More than half of managers have participated in workplace coaching in the past few years, according to a survey of 3,447 individuals, nearly all of whom are middle- to senior-level managers.
CO2 Partners, a Minneapolis-based consulting firm, conducted the survey, which included the question, “Have you ever received formal coaching in the workplace?”
The results are as follows:
- Once: 10 percent
- More than once: 50 percent
- Never: 38 percent
- Don’t know: 2 percent
Of the respondents who said they had been coached, 59 percent said the experience benefited them in some capacity.
Specifically, more than half of the respondents , 60 percent, said they would get the most benefit from coaching that focuses on leadership development.
“We knew coaching was growing but are surprised by how quickly it seems to become the norm among executives in positions that require them to manage others,” said Gary Cohen, CO2 Partners president.
The definition of coaching tends to vary, Cohen said, although this does not discount the survey’s findings.
“We suspect the coaching in question encompasses various kinds of support from formal guidance provided by outside professionals to mentoring, as well as advice from one’s immediate supervisor,” he said. “Nonetheless, the finding indicates a startling trend.”
The high percentage of people who have received coaching in the workplace also reflects a change in attitude regarding the phenomenon, Cohen said.
“Coaching is now seen as a development initiative, not as problem solving, with more people both receiving it and being willing to say so,” he said. “A stigma once associated with coaching seems to have gone away.”
Additionally, Cohen said managers are beginning to be the driving force behind managerial coaching.
“About one in three coaching assignments at midsize companies is being initiated by the manager rather than by HR or the employer,” he said.

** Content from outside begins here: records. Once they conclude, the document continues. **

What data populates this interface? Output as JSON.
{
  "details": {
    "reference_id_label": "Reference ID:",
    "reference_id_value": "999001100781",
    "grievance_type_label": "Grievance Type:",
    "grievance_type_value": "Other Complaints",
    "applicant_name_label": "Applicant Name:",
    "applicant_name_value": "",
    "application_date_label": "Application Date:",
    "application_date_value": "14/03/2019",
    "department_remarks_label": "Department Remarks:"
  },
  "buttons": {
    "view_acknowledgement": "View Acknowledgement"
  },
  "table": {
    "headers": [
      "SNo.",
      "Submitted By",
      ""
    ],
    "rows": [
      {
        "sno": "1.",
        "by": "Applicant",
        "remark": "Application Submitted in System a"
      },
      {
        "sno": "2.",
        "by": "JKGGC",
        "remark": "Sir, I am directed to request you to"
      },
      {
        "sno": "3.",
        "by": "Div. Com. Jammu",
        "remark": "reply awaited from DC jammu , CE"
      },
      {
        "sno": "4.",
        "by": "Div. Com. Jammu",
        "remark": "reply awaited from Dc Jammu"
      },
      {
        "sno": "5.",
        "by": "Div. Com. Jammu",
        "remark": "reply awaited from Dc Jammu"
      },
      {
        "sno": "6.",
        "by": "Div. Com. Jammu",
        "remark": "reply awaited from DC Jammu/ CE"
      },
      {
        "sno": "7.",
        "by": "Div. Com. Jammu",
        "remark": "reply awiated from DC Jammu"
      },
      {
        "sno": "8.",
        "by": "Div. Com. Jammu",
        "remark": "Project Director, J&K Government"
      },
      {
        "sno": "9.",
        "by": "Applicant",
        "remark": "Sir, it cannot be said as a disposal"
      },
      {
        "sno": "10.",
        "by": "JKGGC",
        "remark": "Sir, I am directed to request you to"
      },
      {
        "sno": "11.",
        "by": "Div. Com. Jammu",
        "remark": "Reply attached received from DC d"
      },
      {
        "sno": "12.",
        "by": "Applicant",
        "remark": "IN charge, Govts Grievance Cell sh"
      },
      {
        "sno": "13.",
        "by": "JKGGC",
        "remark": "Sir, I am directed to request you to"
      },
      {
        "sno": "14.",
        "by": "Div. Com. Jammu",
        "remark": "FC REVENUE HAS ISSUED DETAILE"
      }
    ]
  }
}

Also, Cohen said it is important to have a clear idea of what they want to get out of coaching before they embark on that path.
“There are different types of coaching available and deliverables, styles and outcomes can vary significantly,” he said. “Clarify these issues in your first meeting with a coach so you know what you can expect and if it’s a good fit for you and your situation.”Filed under: Leadership Development